The notes issued by Tawell in New South Wales were payable to an individual or ‘bearer,’ while those of Ben Boyd were simply payable to ‘bearer.’ In these cases, no endorsement was required and the notes simply passed from hand to hand until they were presented to the issuer. The note issued by the Union Bank of Australia was payable to an individual or order, in the same manner as the Bank of England post bills.
The post bills issued in Singapore were payable to the order of an individual and could thus be endorsed to another individual and this was also the case with the post bills issued by the Irish banks and the private English banks. Interestingly, for post bills payable to order, the phrasing altered between the forms ‘I promise to pay <individual person> or order ...’ and ‘I promise to pay to the order of <individual person> ...’
In the United States, several forms of text were used. The City Trust and Banking Company used three forms on a series of post notes they issued. On the $1 post note the text read .’.. will pay One Dollar on demand to the bearer ...,’ while on the $2 post notes the text similarly read '... will pay Two Dollars to the bearer on demand ...’ The same text, apart from the denomination, appeared on the $5 notes, but on the $50 post note, the text read .’..will pay Fifty Dollars to <individual person> or bearer ...’
While a number of other banks also paid to an individual person ‘or bearer,’ other forms were used. The Bank of Chillicote offered their post notes to be ’... payable to <individual person> or order ...’ and while the Bank of Commerce in Buffalo issued a $5 note that promised ‘to pay <individual person> or order ...,’ a proof post note of this bank promises it will ‘pay on demand <blank> Dollars to <individual person> or <type> ..., where ‘type’ is presumed to offer the issuer the choice of using ‘order’ or ‘bearer.’ (The US post notes also varied in paying notes ‘on demand,’ or so many days or months ‘after date.’)

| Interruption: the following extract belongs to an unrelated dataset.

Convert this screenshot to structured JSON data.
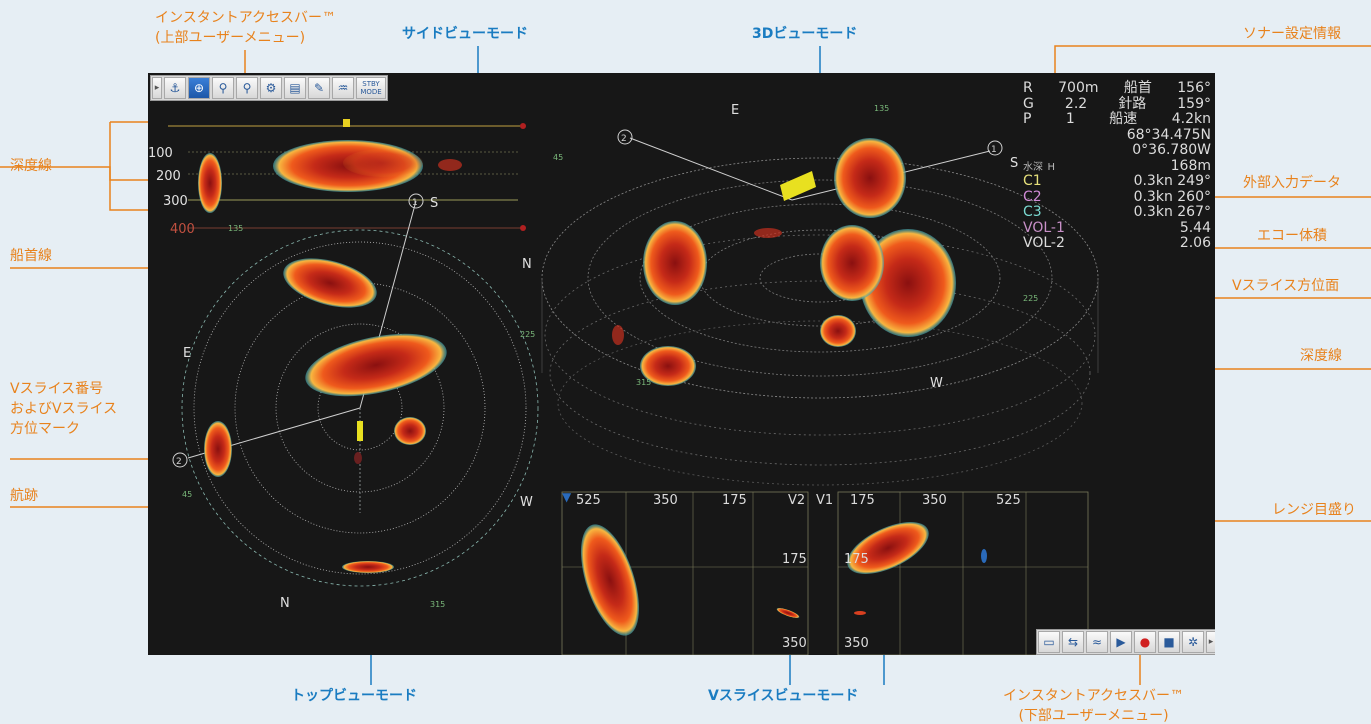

From the examples illustrated here, it can be seen that bank post bills and post notes formed important functions as currency or quasi-currency for many years in several parts of the world. While they were initially used for remitting funds by post, this role was adjusted in several cases. Certainly, in the cases of Singapore, where they were issued to circumvent a point in law, and in New South Wales, where they became a means of taking term deposits, their original use became forgotten.
It is surprising that bank post bills and post notes are rarely to be found on the collector market. While they are reasonably available for issues from Ireland and the United States, they are rarely to be found for English issues, where they began in 1728 and finished in 1934. In Australia they are very rare and the high denominations of these instruments means most were processed, leaving none outstanding and subsequently available to later collectors. However, even cancelled or unissued bank post bills or post notes are rarely, if ever, seen. The unissued post bills of Singapore are not easy to acquire, although the issues of 1859 are available.
There is more to be found on the subject of bank post bills and post notes. For example a specimen post bill prepared for the Bank of Bengal dated 18__ became known in early 2009. However, this note, unlike other known post bills, carries the word ‘DUPLICATE’; i.e. it was evidently not a sola bill, and the text does not indicate a delay in payment; e.g. ‘after 7 days.’ The text reads:
On Demand I Promise to pay to .............. or order the sum of Company Rupees ..................
Value received from ................
This Indian post bill is a mystery and it is probable there are more examples of post bills to uncover, particularly in the former colonies of the British Empire, where it might be expected the British banking system found influence. In the world of paper money, there is more to be discovered, more to learn, and more to study.
This article was completed in November 2009
© Peter Symes